I'll include tutorial notes on the steps I took, in case you want to dye along with me. I eye-balled the amount of water I would need to cover my skeins, and after rinsing the dust off of the beans, covered them in water, stirred them up, and left them to soak. This batch soaked for about two and one-half days.
The day before I wanted to dye my yarn, I pulled it out to mordant. The mordanting process makes it possible for the dye molecules to stick to the yarn molecules, much as in commercial wool dyeing where citric acid is used in the process. There are a number of mordants available for use with natural dyes. Here, I'm using aluminum sulfate, which, although considered safe, means we're back to using designated dye pots and a mask for mixing.
We're using skeins of three different yarn bases here, because natural dyeing produces fascinating and often unpredictable results on different fibers. On the left is a skein of Elliebelly Pixie Superwash Merino. The middle skein is Elliebelly Panda, a 50/50 silk bamboo mix. The final skein is undyed Malabrigo Mecha, which is a single-ply Merino, that is not superwash.
Here they are in the mordanting bath, with 5 tablespoons of Alum and a tablespoon of kitchen grade Cream of Tartar, which acts as a mordant/brightener. I take close to an hour to bring the submerged yarn to a temperature where the yarn is not quite simmering. Then, lid on but off the stove, the pot sits until the yarn is completely cool before going into the dyepot.

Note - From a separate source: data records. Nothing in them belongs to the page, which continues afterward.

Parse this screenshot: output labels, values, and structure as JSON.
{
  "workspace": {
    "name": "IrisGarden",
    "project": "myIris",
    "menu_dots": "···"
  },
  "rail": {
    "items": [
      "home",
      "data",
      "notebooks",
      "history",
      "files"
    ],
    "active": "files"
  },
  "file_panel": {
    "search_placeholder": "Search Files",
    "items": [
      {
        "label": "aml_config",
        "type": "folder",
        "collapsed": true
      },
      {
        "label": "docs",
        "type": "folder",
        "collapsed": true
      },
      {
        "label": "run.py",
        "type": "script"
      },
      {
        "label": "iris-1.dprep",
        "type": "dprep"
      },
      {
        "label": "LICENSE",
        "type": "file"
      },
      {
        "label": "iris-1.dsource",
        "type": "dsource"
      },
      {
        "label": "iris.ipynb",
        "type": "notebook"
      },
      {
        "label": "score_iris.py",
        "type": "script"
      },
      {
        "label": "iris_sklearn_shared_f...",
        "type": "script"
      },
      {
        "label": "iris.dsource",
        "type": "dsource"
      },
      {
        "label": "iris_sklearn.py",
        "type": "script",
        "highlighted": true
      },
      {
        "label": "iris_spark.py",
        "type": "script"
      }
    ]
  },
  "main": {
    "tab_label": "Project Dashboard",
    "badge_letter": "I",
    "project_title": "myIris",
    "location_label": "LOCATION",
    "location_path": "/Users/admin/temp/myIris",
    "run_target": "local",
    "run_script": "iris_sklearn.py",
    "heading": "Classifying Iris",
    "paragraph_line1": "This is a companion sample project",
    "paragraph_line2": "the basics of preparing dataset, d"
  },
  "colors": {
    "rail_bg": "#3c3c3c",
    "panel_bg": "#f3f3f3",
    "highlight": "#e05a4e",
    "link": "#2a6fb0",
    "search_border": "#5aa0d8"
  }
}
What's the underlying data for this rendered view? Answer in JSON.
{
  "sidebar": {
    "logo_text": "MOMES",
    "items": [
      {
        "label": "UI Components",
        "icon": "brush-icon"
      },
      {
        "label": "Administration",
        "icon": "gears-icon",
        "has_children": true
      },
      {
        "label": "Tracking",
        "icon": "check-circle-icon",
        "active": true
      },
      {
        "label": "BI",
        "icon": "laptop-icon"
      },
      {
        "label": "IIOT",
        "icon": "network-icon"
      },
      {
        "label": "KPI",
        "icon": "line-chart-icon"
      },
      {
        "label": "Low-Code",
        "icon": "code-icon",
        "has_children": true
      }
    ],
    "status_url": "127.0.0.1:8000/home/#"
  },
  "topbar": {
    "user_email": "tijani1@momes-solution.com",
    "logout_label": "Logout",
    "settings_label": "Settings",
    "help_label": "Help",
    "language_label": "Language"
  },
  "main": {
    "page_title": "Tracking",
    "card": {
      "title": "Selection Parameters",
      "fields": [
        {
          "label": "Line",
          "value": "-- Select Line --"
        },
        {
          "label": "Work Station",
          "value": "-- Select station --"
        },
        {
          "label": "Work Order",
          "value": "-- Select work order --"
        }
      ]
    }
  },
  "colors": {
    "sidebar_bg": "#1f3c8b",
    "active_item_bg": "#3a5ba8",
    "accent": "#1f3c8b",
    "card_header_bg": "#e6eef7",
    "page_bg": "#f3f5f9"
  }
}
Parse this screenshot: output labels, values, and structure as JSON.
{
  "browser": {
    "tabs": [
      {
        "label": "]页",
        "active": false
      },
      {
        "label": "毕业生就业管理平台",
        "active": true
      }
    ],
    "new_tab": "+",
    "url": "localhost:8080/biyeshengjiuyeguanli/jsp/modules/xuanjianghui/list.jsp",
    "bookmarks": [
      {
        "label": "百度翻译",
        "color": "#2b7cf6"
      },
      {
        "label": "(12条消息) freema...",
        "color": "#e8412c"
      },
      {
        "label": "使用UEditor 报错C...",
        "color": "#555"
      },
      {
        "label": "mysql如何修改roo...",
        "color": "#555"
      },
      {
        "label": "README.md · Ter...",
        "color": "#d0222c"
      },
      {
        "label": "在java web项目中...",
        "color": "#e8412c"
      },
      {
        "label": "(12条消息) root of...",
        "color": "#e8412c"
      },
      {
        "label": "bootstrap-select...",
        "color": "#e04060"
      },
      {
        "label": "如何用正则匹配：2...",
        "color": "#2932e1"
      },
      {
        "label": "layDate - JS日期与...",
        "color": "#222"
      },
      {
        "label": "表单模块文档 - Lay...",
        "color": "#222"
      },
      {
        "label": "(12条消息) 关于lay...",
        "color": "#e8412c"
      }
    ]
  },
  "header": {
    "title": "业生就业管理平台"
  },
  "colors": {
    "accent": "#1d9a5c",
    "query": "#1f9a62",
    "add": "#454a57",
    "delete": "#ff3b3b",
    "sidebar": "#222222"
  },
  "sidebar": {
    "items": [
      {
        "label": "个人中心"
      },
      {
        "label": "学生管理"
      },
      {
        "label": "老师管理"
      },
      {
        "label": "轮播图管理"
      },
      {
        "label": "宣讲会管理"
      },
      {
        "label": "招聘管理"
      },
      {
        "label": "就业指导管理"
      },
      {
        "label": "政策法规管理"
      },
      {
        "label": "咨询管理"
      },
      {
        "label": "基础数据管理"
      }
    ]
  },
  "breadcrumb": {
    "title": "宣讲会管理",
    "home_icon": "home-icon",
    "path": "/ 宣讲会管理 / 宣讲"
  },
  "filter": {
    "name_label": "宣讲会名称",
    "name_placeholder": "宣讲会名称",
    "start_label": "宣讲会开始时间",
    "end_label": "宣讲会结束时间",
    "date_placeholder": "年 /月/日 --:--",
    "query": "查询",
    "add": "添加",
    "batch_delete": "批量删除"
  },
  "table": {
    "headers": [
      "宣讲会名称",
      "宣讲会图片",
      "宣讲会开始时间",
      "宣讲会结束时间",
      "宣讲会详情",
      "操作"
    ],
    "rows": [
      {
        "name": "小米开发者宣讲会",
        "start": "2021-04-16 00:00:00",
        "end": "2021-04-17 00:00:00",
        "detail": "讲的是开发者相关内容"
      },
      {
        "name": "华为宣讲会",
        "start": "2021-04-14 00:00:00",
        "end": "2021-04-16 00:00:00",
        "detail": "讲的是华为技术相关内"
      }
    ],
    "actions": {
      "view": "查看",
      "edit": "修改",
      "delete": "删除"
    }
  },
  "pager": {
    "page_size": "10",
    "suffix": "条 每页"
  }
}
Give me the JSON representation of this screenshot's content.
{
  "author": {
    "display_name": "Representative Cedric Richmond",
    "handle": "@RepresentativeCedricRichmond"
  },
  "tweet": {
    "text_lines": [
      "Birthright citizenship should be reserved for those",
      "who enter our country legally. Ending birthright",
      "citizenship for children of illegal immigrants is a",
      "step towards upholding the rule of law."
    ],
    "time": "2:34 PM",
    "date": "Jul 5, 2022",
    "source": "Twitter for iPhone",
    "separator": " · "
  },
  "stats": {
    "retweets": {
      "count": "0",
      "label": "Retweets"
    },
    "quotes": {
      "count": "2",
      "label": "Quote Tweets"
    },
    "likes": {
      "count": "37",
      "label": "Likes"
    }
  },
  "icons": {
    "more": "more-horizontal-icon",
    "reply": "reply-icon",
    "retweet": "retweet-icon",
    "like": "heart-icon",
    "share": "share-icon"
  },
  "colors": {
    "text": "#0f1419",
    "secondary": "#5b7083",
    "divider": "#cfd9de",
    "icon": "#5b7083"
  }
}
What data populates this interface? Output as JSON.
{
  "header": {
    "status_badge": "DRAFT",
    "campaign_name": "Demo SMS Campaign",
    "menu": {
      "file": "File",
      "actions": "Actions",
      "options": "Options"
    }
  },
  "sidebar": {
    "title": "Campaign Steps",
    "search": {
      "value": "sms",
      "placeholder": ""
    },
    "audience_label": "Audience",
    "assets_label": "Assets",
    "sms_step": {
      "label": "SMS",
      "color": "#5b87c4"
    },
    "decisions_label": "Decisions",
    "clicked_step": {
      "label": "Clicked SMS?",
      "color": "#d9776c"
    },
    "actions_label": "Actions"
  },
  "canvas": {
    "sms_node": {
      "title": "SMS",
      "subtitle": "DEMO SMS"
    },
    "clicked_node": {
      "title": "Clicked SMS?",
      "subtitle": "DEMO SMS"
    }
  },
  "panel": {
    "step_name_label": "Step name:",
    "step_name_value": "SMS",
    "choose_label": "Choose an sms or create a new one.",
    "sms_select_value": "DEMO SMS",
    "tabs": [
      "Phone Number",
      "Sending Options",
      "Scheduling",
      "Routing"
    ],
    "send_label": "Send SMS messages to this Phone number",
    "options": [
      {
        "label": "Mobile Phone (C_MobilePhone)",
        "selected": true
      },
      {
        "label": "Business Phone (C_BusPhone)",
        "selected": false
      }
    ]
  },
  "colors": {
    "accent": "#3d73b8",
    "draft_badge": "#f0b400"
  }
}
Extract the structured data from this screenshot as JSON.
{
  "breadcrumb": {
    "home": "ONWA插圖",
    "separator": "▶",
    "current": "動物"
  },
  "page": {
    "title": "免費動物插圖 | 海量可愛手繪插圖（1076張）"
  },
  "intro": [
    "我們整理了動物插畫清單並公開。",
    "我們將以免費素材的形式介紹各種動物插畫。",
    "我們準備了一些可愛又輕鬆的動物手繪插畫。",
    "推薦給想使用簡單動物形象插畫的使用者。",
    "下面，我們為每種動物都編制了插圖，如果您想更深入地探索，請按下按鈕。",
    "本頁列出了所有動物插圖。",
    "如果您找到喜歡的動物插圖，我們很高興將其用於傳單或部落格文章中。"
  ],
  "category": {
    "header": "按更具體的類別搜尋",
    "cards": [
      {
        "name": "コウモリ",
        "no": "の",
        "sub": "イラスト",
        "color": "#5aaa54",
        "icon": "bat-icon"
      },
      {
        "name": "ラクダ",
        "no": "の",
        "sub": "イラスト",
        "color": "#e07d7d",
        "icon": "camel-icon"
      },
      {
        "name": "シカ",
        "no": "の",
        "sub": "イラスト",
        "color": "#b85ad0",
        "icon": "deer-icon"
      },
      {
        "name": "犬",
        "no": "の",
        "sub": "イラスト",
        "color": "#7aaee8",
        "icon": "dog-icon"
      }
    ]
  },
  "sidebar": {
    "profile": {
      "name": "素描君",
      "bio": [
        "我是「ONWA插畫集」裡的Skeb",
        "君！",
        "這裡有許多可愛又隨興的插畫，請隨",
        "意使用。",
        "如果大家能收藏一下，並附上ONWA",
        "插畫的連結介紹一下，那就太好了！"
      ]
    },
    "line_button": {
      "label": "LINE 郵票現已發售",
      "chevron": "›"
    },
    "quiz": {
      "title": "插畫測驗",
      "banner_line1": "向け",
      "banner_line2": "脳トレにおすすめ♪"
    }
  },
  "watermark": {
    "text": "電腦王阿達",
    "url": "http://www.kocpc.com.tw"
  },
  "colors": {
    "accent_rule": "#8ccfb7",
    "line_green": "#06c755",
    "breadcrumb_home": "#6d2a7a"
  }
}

This is particularly important in this case, as dyeing with black beans is a cold process, and the colors gray out if heat is applied.
Remember to use your stove fan if dyeing in the kitchen. (With thanks to my husband for the lovely magnet that graces the hood of our stove).
Tomorrow, we'll walk through the dye bath and admire the finished yarn in Part Two.